- http://www.dhs.gov/e-verify. ↑
- There are certain narrow grounds for issuance of an SSN to a person who lacks work authorization. However, filing a tax return, applying for a driver’s license, or opening a bank account is not a basis for issuance of an SSN to a person who lacks work authorization. POMS § RM 00203.510 (Oct. 2003), https://secure.ssa.gov/apps10/poms.nsf/lnx/0100203510. ↑
- SSA states that either the work authorization card or a marriage certificate is acceptable to prove employment authorization. RM § 00203.500 (Jun. 2006); see Minutes of the Social Security Administration and CIS AILA Liaison Meeting on SSA-Related Issues (May 8, 2006), posted on AILA Infonet as Doc. No. 06082360. However, this policy rests on dubious reasoning. Namely, USCIS would not recognize an L-2’s eligibility to work without the card. William R. Yates, Deputy Exec. Assoc. Comm’r, USCIS, Guidance on Employment Authorization for E and L Nonimmigrant Spouses, and for Determinations on the Requisite Employment Abroad for L Blanket Petitions (Feb. 22, 2002) AILA InfoNet Doc. No. 02022832; SSA Liaison Committee Practice Tip: EADs and SSNs for E and L Spouses, AILA InfoNet Doc. No. 06082560 (posted Aug. 25, 2006). ↑

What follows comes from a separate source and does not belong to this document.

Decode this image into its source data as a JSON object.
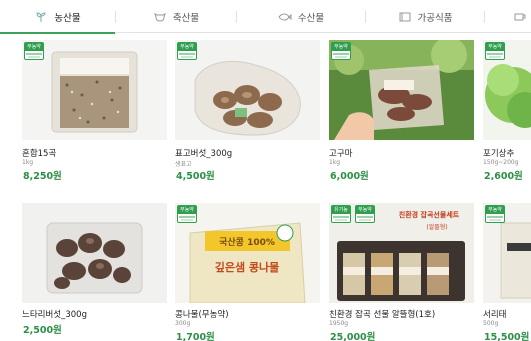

- U.S. Immigration and Customs Enforcement, Information for Employers: Social Security, Tax, and Form I-9 Issues Pertaining to Nonimmigrant Students (Jan. 20, 2007), http://www.ice.gov/sevis/faqs/information_employers_nonimmigrant_students.htm#_Toc134866908. SSA provides instructions for employers about how to submit wage reports (W-2s) for an employee whose application for an SSN is pending. See SSA, Employer Responsibilities When Hiring Foreign Workers (Nov. 10, 2008), http://www.socialsecurity.gov/employer/hiring.htm. SSA may issue an “acknowledgment letter” verifying that the nonimmigrant has filed for an SSN. The I-9 form shows that providing an SSN is voluntary, except if the employer participates in E-Verify. USCIS Form M-274, Handbook for Employers: Instructions for Completing the Form I-9 at 4 (Nov. 1, 2007). ↑

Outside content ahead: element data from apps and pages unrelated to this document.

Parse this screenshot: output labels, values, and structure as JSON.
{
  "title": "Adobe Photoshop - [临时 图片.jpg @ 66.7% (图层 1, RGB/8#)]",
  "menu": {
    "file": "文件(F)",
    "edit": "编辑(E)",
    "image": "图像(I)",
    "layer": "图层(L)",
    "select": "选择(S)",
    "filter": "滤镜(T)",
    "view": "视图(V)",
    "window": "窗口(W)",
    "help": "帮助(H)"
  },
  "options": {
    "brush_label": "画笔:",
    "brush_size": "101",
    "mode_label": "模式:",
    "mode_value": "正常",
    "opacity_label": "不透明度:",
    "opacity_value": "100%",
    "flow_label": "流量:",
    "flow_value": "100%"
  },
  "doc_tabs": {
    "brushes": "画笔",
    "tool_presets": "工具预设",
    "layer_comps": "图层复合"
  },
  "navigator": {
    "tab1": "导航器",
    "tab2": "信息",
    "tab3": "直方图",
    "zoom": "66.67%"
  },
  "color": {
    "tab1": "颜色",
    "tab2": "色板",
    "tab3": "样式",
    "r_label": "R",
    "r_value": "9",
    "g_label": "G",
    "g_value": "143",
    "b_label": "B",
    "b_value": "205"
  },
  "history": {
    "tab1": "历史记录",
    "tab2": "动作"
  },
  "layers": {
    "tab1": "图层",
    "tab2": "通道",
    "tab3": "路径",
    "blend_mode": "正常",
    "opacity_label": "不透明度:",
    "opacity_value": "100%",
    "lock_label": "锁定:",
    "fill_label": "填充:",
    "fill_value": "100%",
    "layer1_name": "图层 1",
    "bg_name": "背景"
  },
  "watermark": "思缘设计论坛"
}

- Form M-775, E-Verify User Manual for Employers 13 (Sept. 2012). ↑
- 8 C.F.R. § 274a.12(b)(12) (“An alien in this status may be employed only by the petitioner through whom the status was obtained.”). ↑

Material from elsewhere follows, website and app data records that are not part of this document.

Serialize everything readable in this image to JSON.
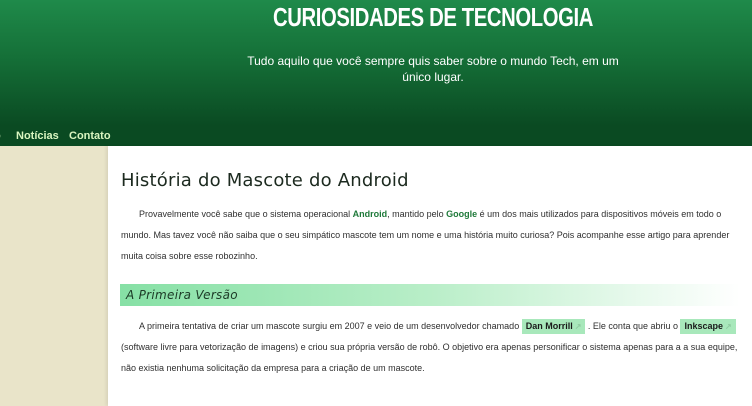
{
  "header": {
    "title": "CURIOSIDADES DE TECNOLOGIA",
    "subtitle": "Tudo aquilo que você sempre quis saber sobre o mundo Tech, em um único lugar."
  },
  "nav": {
    "items": [
      "o",
      "Notícias",
      "Contato"
    ]
  },
  "article": {
    "title": "História do Mascote do Android",
    "intro": {
      "t1": "Provavelmente você sabe que o sistema operacional ",
      "android": "Android",
      "t2": ", mantido pelo ",
      "google": "Google",
      "t3": " é um dos mais utilizados para dispositivos móveis em todo o mundo. Mas tavez você não saiba que o seu simpático mascote tem um nome e uma história muito curiosa? Pois acompanhe esse artigo para aprender muita coisa sobre esse robozinho."
    },
    "section": {
      "title": "A Primeira Versão",
      "t1": "A primeira tentativa de criar um mascote surgiu em 2007 e veio de um desenvolvedor chamado ",
      "tag1": "Dan Morrill",
      "t2": " . Ele conta que abriu o ",
      "tag2": "Inkscape",
      "t3": " (software livre para vetorização de imagens) e criou sua própria versão de robô. O objetivo era apenas personificar o sistema apenas para a a sua equipe, não existia nenhuma solicitação da empresa para a criação de um mascote."
    }
  },
  "colors": {
    "header_green": "#1f8a4a",
    "nav_dark_green": "#0a4a22",
    "nav_link": "#d9f5c0",
    "link_green": "#1f7a3a",
    "tag_bg": "#a8e8bb",
    "sidebar_beige": "#e9e4c9"
  },
  "icons": {
    "external_link": "external-link-icon"
  }
}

- See Matter of Lee, 11 I. & N. Dec. 601 (BIA 1966) (ceased H-1 employment; ineligible for change of status). ↑
- 8 C.F.R. § 214.1(e). ↑
- See Matter of Hall, 17 I. & N. Dec. 203 (BIA 1982) (holding that an alien who engaged in fundraising activities on behalf of his church and who received room, board, and pocket money in return, was engaged in “employment.”) ↑
- 22 U.S.C. § 611 et seq; 22 C.F.R. § 5.1. ↑
- INA § 237(a)(3)(B)(ii). ↑
- 8 C.F.R. § 214.1(f). ↑
- INA § 222(g). ↑
- Letter from Jacquelyn A. Bednarz, Chief, INS Nonimmigrant Branch, Adjudications, to lawyer Jose I. Perez, File CO 214h-C (Jan. 5, 1995, reproduced in 72 Interpreter Releases 227 (Feb. 6, 1995). ↑
- Letter from Lawrence J. Weinig, Deputy Assoc. Comm’r for Examinations, INS, to Angelo A. Paparelli (Jan. 4, 1988), reproduced in 65 Interpreter Releases 86 (Jan. 25, 1988). A B visa applicant planning in advance to take a short course of study in the U.S. should notify the consular officer, who will annotate the visa to show “Study incidental to visit; I-20 not required.” 9 FAM § 41.31 n.10.6. ↑
- 8 C.F.R. § 214.2(b)(7). ↑
- For details, see National Immigration Law Center, Overview of States’ Driver’s License Requirements (Oct. 16, 2008), at www.nilc.org. ↑
- 18 U.S.C. § 922(g). ↑
- Memorandum by Virginia A. Seitz, Ass’t Att’y Gen., Office of Legal Counsel, Bureau of Alcohol, Tobacco, Firearms and Explosives, Nonimmigrant Aliens and Firearms Disabilities Under the Gun Control Act, Oct. 28, 2011, http://www.justice.gov/olc/2011/nonimmigrant-firearms-opinion.pdf. ↑